Amalarius speaks of the Office of the Dead, but seems to imply that it existed before his time ("De Eccles. Alcuin is also known for his activity in liturgical matters, and we owe certain liturgical compositions to him; but there is no reason for considering him the author of this office (see Cabrol in "Dict. It has even been said that it was to remove the obligation of reciting it that the feasts of double and semi-double rite were multiplied, for it could be omitted on such days (Bäumer-Biron, op. Even then it was not obligatory, for the Bull "Quod a nobis" of the same pope merely recommends it earnestly, like the Office of Our Lady and the Penitential Psalms, without imposing it as a duty (Van der Stappen, "Sacra Liturgia", I, Malines, 1898, p. At the present time, it is obligatory on the clergy only on the feast of All Souls and in certain mortuary services.While the Offertory is made the people (choir) sing a verse (the Offertorium in the sense of a text to be sung) that forms part of the Proper of the Mass. Const."; VIII, but it may no doubt be supposed as the reason why the celebrant there too prays silently. Durandus notes with disapproval that in his time the verses of the psalm are left out (Rationale, IV, 26). It is taken from the psalter, or other book of the Bible , or is often not a Biblical text.It refers in some way to the feast or occasion of the Mass, never to the offering of bread and wine.This office, as it now exists in the Roman Liturgy, is composed of First Vespers, Mass, Matins, and Lauds.The Vespers comprise psalms, cxiv, cxix, cxx, cxxix, cxxxvii, with the Magnificat and the preces .
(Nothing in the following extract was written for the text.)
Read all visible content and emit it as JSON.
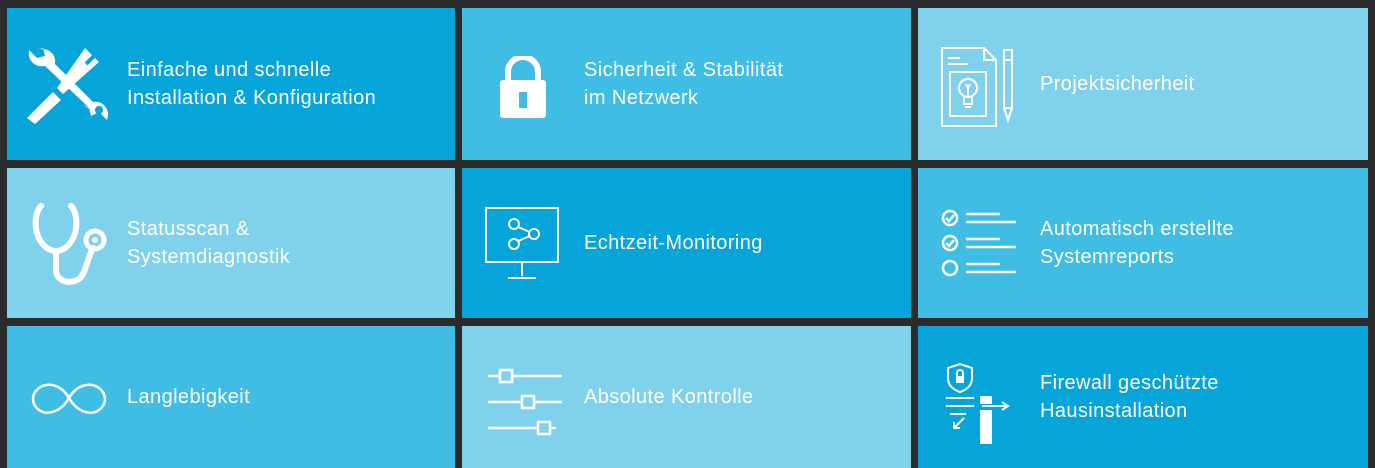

The absence of the introduction, "Deus in adjutorium", of the hymns, absolution, blessings, and of the doxology in the psalms also recall ancient times, when these additions had not yet been made. This is one of the few texts in the Roman Liturgy alluding to Christ's descent into hell. The omission of the Alleluia, and the kiss of peace is also characteristic of this mass. The omission of the kiss of peace at the Mass is probably due to the fact that that ceremony preceded the distribution of the Eucharist to the faithful and was a preparation for it, so, as communion is not given at the Mass for the Dead, the kiss of peace was suppressed.